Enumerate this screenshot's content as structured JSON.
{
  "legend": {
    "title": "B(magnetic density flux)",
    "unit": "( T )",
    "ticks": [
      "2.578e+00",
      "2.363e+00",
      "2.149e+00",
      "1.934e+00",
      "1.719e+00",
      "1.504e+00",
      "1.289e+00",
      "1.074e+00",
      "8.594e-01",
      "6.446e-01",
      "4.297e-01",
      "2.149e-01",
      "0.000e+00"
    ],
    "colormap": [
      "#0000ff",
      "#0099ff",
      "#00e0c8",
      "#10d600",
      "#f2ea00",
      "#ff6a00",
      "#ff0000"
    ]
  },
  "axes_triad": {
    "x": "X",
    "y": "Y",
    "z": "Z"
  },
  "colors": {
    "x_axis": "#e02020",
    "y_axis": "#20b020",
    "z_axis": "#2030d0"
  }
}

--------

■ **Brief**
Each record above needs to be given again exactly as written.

■ **Response**
Enumerate this screenshot's content as structured JSON.
{
  "legend": {
    "title": "B(magnetic density flux)",
    "unit": "( T )",
    "ticks": [
      "2.578e+00",
      "2.363e+00",
      "2.149e+00",
      "1.934e+00",
      "1.719e+00",
      "1.504e+00",
      "1.289e+00",
      "1.074e+00",
      "8.594e-01",
      "6.446e-01",
      "4.297e-01",
      "2.149e-01",
      "0.000e+00"
    ],
    "colormap": [
      "#0000ff",
      "#0099ff",
      "#00e0c8",
      "#10d600",
      "#f2ea00",
      "#ff6a00",
      "#ff0000"
    ]
  },
  "axes_triad": {
    "x": "X",
    "y": "Y",
    "z": "Z"
  },
  "colors": {
    "x_axis": "#e02020",
    "y_axis": "#20b020",
    "z_axis": "#2030d0"
  }
}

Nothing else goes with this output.